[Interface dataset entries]
<<<<

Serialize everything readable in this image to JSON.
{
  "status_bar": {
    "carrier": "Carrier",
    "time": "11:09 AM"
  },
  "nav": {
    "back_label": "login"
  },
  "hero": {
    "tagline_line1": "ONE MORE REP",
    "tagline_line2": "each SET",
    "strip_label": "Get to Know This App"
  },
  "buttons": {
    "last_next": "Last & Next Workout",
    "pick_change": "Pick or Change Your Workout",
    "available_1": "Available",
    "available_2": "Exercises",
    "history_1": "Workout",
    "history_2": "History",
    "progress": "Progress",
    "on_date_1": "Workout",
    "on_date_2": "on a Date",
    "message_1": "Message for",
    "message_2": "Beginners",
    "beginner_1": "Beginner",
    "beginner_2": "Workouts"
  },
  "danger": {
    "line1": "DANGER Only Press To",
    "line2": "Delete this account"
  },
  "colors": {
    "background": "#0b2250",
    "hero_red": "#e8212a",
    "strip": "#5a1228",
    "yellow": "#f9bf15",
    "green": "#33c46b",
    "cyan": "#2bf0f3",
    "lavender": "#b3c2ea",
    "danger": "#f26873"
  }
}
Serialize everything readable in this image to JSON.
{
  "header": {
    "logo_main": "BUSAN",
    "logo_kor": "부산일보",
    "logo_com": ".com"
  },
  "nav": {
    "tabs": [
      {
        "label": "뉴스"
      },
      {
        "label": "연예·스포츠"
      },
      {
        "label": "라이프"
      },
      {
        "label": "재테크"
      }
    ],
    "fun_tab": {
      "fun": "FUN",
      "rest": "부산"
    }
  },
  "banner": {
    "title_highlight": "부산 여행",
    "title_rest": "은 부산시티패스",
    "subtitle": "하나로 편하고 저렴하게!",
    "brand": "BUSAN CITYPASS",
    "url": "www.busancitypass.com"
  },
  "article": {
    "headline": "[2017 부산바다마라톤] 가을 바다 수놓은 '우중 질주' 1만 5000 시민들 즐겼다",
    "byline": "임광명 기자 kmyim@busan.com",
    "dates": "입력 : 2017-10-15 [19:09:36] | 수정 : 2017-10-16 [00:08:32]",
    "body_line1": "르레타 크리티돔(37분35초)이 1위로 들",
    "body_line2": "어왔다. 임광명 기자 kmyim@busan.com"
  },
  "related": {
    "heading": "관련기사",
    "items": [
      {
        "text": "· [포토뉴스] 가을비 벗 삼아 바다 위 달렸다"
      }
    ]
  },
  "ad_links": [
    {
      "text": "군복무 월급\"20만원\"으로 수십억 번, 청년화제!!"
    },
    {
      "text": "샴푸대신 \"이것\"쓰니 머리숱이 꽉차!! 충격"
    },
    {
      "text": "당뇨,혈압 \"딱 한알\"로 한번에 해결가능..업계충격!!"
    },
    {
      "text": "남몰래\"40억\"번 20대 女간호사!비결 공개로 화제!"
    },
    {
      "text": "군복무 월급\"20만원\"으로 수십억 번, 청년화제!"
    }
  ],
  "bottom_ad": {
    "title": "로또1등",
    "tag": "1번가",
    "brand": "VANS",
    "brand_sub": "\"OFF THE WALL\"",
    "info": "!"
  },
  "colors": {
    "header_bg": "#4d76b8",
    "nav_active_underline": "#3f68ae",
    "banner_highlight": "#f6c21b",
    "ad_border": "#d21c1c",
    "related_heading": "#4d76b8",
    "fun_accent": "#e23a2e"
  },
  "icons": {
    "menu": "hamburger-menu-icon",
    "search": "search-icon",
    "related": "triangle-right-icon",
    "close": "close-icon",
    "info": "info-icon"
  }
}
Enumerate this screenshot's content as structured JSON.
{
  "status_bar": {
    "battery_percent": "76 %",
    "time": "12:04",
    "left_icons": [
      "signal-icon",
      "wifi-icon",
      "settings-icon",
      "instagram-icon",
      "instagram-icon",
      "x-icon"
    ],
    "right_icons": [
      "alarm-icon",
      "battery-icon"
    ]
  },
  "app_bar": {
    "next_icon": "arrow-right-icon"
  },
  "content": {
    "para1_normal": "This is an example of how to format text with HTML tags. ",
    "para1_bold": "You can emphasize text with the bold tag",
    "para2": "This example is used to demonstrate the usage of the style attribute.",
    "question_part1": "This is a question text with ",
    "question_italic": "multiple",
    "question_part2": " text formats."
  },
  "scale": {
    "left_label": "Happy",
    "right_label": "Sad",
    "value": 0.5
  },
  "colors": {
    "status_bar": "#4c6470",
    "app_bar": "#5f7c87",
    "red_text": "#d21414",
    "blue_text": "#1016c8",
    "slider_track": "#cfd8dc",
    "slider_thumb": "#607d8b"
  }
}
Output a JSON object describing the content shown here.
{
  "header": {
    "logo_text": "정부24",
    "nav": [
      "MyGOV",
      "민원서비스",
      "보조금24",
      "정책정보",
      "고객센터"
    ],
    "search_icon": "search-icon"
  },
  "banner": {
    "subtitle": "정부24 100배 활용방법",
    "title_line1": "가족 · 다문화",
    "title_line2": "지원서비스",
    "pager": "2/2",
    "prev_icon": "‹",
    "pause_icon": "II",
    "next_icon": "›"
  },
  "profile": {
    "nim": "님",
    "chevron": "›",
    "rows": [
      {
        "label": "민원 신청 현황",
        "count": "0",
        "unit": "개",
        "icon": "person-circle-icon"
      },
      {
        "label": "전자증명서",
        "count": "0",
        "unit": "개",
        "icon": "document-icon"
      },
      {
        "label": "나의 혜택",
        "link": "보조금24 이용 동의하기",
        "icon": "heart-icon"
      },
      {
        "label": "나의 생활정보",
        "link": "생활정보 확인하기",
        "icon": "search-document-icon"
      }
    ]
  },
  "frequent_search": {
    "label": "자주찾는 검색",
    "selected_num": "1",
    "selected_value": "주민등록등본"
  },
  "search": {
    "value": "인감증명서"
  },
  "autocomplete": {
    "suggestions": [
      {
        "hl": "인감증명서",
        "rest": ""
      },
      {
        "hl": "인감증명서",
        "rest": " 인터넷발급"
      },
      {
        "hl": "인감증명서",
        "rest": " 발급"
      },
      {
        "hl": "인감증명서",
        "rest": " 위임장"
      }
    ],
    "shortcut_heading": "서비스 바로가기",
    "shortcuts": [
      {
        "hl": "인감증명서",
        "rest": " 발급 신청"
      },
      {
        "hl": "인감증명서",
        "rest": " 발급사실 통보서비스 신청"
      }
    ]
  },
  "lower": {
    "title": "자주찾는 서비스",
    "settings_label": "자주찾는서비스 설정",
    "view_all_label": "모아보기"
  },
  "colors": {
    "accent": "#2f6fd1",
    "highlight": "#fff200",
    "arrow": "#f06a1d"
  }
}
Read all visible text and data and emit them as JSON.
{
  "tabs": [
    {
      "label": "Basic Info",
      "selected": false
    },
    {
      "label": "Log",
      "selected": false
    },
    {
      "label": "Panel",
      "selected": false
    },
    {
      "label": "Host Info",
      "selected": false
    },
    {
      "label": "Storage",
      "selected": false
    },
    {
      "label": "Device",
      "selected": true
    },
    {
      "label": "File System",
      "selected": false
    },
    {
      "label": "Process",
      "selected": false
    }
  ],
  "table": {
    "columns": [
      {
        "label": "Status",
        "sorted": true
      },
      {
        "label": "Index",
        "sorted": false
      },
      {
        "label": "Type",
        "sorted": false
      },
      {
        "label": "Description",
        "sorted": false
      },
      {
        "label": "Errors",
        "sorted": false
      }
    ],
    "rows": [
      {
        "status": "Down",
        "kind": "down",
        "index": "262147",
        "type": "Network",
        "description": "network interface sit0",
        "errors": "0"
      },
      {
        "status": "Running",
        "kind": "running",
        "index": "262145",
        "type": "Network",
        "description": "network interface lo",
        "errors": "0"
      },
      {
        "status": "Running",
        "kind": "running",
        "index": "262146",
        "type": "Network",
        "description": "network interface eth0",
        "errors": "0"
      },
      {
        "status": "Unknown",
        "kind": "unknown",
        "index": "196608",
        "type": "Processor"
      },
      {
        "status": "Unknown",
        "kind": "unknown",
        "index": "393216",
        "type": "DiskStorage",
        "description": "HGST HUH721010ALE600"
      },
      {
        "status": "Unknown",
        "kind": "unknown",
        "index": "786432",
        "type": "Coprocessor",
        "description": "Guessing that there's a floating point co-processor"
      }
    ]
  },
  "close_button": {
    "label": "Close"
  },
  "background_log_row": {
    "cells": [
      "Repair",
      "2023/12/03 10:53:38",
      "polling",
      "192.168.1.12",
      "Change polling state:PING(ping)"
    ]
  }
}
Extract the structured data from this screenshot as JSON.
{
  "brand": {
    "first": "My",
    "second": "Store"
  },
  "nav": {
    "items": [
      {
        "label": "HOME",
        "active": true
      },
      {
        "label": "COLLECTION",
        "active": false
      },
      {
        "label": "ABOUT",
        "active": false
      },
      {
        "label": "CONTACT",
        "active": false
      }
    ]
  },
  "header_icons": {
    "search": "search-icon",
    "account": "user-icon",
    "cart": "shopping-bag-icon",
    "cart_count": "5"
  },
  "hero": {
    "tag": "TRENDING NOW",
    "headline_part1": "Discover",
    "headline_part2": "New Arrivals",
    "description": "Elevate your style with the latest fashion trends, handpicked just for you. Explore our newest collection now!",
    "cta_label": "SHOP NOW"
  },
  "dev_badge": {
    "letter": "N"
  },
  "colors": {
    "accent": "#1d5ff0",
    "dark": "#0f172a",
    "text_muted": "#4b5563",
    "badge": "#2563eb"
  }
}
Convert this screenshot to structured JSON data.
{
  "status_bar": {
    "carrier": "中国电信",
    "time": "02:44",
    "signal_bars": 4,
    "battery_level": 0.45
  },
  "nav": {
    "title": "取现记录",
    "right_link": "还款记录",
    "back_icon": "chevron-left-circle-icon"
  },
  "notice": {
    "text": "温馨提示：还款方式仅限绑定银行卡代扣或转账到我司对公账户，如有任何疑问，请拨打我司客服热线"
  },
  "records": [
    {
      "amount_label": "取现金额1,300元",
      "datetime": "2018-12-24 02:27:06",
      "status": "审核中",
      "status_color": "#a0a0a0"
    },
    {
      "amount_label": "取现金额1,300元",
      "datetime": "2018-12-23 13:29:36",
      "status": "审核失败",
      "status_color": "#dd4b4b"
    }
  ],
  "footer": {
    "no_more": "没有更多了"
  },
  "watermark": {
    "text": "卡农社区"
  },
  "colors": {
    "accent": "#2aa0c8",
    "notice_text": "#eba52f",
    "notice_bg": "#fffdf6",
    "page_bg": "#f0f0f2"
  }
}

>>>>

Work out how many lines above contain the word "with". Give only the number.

4